As a general rule, it’s a good idea to avoid mixing overall styles such as transitional, contemporary or traditional. If you want to have a creative mix, it’s better done with moveable soft furnishings. The foundational elements, things that are stuck down, should all look like they belong together. For example, a contemporary linear fire place wouldn’t work well in a traditional or transitional home. In today’s housing market, buying a solid fixer upper with great structure could be the best way for you to invest in a custom home that is all yours. There are lots of fun an interesting design trends that can really allow you to get creative. A professional designer will help you stay on track on what’s happening in the industry and help keep you on track with the design.
Be sure to check out the surrounding homes in the neighborhood. What kind of houses do you see? Are they contemporary or modern design? Mediterranean? Victorian? Having a comprehensive understanding of your neighborhood comps will help you gain insight into what homebuyers are looking for in that area. This will also help you manage your budget, plan for landscaping, and choose appropriate (and affordable) materials that will help add to the value of your investment.
Avoid cookie cutter renovation options. Homebuyers want special houses. They want architectural details and furniture pieces that look and feel one-of-a-kind, even if they aren’t. If you can avoid buying mass-produced pieces that can be found in hundreds of homes, then do so. Nobody wants bland, common, and inexpensive elements in their homes! Instead try to find more unique pieces that will appeal to a broad range of homebuyers’ design preferences.
Does the renovation make sense for your home’s value? Never make renovations that are disproportionate to the value of your home. How does your home compare with others in your neighborhood? If an addition will make your home much larger than others in the neighborhood, it may add less value. Is your home structurally up to the renovation you want? Not all houses can support a second story, for example. Or, if you want to move walls, you may find the project also will require new support beams or concrete footers. Be wary of doing major renovations in a house with foundation or drainage problems.

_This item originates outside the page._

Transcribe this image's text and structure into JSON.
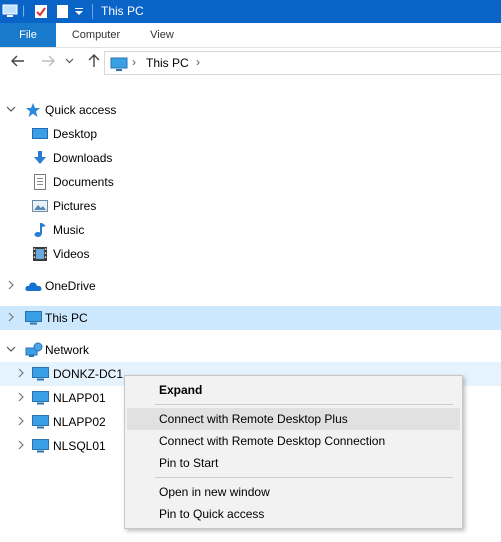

Will renovating one section of your home bring to light other sections that need work? A bathroom renovation, for example, could reveal old plumbing that needs to be replaced. Once a building inspector comes into your home, he may demand you bring other items up to current codes. How long do you plan to live in the house? If you’re in a two-bedroom house and plan to have three children, consider whether even the expanded house will be a good fit in the long run. If you’ve going to do a big renovation, you want to be there for seven to 10 years.